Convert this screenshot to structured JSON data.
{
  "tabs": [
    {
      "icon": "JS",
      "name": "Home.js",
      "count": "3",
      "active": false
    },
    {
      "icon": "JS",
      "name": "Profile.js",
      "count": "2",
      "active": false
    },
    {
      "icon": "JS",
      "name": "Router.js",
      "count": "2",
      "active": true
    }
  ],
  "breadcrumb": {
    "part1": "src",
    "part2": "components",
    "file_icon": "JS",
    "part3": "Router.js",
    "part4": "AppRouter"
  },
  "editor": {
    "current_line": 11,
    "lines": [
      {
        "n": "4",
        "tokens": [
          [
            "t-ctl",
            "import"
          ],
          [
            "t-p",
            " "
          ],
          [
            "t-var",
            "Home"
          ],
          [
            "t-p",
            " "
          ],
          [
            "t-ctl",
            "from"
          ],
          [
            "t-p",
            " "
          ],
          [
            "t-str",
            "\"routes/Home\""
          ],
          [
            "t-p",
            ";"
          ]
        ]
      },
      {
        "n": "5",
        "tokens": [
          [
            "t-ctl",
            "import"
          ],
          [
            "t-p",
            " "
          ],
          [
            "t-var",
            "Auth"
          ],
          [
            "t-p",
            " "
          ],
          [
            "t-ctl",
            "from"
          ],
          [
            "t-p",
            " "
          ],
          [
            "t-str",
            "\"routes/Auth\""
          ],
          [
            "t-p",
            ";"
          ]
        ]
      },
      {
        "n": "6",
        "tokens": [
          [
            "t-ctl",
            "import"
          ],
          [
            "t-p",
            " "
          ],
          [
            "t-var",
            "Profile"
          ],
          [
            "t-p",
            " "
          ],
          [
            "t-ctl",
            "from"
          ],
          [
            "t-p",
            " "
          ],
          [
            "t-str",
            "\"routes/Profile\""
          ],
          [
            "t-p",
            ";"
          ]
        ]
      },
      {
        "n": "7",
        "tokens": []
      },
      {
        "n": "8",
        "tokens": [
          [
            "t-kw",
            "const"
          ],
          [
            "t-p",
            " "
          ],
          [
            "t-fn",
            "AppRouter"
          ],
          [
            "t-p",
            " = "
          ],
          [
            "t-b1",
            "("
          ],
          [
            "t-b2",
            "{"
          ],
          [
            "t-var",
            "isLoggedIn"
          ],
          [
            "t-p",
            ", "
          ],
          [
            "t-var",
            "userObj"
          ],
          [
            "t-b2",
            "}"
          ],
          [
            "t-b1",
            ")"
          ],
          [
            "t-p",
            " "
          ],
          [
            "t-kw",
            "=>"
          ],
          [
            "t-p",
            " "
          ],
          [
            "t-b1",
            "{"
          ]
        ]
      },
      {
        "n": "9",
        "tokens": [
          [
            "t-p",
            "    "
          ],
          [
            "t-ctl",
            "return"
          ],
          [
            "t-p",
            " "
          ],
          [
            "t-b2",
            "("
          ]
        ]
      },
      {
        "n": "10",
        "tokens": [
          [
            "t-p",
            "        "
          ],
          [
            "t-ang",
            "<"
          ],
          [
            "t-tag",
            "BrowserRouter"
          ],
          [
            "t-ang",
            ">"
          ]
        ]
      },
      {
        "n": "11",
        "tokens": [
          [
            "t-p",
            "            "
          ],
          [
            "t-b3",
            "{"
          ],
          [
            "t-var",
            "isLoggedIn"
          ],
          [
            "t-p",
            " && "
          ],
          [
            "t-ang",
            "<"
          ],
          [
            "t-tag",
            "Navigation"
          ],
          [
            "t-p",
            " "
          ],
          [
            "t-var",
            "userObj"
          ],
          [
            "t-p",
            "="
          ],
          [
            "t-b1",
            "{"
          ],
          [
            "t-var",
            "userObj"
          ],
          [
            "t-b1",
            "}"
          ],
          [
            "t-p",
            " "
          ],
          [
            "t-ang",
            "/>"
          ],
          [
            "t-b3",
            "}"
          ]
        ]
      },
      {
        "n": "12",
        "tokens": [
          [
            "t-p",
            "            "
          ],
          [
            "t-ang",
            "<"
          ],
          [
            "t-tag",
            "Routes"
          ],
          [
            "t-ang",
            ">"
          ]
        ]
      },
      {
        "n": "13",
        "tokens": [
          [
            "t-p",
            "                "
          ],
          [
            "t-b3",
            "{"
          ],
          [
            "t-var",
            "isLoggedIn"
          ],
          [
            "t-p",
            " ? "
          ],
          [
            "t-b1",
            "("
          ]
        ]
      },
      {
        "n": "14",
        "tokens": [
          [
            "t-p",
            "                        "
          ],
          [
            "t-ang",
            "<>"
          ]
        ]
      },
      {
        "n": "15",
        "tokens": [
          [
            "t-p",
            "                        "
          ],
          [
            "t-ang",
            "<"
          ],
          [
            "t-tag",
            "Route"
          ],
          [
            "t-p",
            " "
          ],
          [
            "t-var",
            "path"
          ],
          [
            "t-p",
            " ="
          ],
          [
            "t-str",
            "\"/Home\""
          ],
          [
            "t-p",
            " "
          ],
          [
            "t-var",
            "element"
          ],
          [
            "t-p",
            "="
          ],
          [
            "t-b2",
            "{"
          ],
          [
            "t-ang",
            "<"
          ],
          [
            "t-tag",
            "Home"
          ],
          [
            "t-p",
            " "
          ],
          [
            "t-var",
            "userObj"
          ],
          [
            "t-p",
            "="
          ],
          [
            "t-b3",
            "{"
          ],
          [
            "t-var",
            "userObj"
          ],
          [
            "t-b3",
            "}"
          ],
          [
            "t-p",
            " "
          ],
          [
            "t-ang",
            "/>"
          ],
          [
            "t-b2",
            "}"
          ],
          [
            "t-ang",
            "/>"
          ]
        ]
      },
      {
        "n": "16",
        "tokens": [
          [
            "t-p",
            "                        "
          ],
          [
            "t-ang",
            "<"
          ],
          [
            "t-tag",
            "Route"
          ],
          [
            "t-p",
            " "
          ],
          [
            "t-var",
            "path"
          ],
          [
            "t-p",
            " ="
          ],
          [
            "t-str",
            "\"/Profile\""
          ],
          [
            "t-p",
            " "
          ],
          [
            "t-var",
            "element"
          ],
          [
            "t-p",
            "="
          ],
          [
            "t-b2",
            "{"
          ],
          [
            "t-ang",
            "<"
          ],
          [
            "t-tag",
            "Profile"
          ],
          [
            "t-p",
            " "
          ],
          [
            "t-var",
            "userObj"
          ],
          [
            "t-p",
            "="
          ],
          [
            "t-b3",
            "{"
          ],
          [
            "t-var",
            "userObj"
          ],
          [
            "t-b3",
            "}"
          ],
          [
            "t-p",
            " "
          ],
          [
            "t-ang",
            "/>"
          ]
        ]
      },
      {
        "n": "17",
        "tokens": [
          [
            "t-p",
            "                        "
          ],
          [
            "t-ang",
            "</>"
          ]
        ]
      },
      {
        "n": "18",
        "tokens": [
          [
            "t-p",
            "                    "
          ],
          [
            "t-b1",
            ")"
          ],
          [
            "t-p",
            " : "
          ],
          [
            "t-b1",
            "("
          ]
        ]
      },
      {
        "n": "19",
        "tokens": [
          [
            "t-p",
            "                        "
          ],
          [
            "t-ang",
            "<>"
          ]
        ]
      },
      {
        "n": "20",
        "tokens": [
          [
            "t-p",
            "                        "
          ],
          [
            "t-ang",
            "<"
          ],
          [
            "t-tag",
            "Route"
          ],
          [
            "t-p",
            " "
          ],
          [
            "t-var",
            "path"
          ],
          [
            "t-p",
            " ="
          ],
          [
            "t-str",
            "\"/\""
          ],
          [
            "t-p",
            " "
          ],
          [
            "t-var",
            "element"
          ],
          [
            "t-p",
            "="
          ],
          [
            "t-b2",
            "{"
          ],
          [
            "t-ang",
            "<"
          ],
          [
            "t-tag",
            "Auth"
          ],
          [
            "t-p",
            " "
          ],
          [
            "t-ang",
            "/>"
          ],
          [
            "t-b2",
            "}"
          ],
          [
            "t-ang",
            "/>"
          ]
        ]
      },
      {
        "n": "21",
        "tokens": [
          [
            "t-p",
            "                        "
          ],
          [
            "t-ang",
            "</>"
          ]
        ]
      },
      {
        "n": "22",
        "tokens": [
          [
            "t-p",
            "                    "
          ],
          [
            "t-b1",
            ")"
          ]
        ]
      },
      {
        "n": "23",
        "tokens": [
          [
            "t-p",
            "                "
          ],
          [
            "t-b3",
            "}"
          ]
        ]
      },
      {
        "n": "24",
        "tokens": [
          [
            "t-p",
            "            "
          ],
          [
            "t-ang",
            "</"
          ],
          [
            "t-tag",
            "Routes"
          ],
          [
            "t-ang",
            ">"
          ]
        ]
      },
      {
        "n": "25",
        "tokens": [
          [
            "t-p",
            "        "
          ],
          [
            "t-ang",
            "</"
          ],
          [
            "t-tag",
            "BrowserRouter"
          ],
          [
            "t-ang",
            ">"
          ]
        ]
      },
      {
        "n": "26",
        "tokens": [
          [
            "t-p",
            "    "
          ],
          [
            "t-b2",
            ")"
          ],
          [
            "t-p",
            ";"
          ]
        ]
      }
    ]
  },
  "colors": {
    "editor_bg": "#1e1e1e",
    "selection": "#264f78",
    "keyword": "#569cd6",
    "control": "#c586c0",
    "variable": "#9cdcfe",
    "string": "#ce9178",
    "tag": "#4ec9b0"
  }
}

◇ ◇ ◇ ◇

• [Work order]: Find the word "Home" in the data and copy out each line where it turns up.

• [Result of the task]:
      "name": "Home.js",
            "Home"
            "\"routes/Home\""
            "\"/Home\""
            "Home"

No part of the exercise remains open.